### Problem statement
Among the entries that follow, find every line with the word "PWHT" and copy it.

=== Begin Enclosure ===

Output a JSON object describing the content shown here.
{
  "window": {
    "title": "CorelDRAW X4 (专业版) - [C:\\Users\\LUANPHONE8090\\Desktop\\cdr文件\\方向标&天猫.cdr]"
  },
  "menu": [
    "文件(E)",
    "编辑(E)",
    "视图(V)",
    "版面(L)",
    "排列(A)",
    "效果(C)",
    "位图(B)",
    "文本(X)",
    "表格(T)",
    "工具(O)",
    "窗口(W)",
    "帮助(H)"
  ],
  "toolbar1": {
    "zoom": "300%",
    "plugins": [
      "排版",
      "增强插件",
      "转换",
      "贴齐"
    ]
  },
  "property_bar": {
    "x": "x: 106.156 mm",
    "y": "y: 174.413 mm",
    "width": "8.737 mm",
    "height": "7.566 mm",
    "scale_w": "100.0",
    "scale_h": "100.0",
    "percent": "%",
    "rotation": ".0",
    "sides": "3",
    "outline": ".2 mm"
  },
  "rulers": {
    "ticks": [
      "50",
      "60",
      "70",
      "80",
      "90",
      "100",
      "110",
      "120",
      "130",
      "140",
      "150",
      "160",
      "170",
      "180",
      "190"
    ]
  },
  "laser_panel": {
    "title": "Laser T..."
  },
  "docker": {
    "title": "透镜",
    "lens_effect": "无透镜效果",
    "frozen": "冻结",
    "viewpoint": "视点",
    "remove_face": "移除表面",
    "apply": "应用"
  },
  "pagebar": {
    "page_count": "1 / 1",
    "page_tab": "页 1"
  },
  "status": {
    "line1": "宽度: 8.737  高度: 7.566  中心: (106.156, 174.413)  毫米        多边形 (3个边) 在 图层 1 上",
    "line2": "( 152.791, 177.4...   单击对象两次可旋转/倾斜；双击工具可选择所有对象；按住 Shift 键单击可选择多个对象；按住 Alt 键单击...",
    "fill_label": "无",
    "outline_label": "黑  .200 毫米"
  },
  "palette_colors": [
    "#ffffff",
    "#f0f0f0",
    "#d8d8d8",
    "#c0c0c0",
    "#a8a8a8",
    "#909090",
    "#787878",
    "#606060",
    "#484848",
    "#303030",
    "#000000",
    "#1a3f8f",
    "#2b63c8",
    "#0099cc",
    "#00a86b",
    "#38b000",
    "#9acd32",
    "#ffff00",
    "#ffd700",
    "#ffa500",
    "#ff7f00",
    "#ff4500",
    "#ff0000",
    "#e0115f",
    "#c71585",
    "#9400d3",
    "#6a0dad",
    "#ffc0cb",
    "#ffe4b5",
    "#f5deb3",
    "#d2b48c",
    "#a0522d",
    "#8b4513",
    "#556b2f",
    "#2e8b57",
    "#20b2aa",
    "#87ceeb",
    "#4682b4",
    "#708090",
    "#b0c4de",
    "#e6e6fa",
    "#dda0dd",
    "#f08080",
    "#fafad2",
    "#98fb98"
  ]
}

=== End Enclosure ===
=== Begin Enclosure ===

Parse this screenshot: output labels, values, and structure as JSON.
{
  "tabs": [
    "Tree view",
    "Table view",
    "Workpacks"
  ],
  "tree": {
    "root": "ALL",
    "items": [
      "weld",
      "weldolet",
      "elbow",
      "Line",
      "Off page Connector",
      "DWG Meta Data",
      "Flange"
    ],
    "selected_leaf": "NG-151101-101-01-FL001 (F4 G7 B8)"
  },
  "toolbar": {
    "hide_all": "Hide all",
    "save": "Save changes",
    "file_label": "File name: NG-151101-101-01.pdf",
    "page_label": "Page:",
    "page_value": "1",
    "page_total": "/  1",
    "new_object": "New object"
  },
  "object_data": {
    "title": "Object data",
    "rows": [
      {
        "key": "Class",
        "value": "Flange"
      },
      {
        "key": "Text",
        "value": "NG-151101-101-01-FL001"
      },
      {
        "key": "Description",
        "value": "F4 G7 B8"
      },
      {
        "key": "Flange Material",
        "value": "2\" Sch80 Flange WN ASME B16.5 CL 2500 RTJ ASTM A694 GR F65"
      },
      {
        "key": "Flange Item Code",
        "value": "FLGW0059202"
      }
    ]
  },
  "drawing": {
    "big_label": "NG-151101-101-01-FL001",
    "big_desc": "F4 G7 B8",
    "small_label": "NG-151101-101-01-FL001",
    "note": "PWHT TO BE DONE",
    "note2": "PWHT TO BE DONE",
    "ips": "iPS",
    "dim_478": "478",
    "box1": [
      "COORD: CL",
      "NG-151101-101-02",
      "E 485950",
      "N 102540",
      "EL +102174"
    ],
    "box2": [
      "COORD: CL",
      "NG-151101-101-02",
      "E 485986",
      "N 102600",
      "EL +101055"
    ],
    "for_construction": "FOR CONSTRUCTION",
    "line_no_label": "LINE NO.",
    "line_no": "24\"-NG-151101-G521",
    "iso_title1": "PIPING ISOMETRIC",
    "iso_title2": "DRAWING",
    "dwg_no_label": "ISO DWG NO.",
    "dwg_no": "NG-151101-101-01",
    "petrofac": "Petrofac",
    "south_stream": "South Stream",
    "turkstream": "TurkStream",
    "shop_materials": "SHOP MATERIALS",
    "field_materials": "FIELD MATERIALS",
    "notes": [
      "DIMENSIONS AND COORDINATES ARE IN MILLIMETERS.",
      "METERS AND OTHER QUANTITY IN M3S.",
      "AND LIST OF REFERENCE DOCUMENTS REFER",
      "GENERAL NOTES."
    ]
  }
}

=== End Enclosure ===

### Result of the task
    "note": "PWHT TO BE DONE",
    "note2": "PWHT TO BE DONE",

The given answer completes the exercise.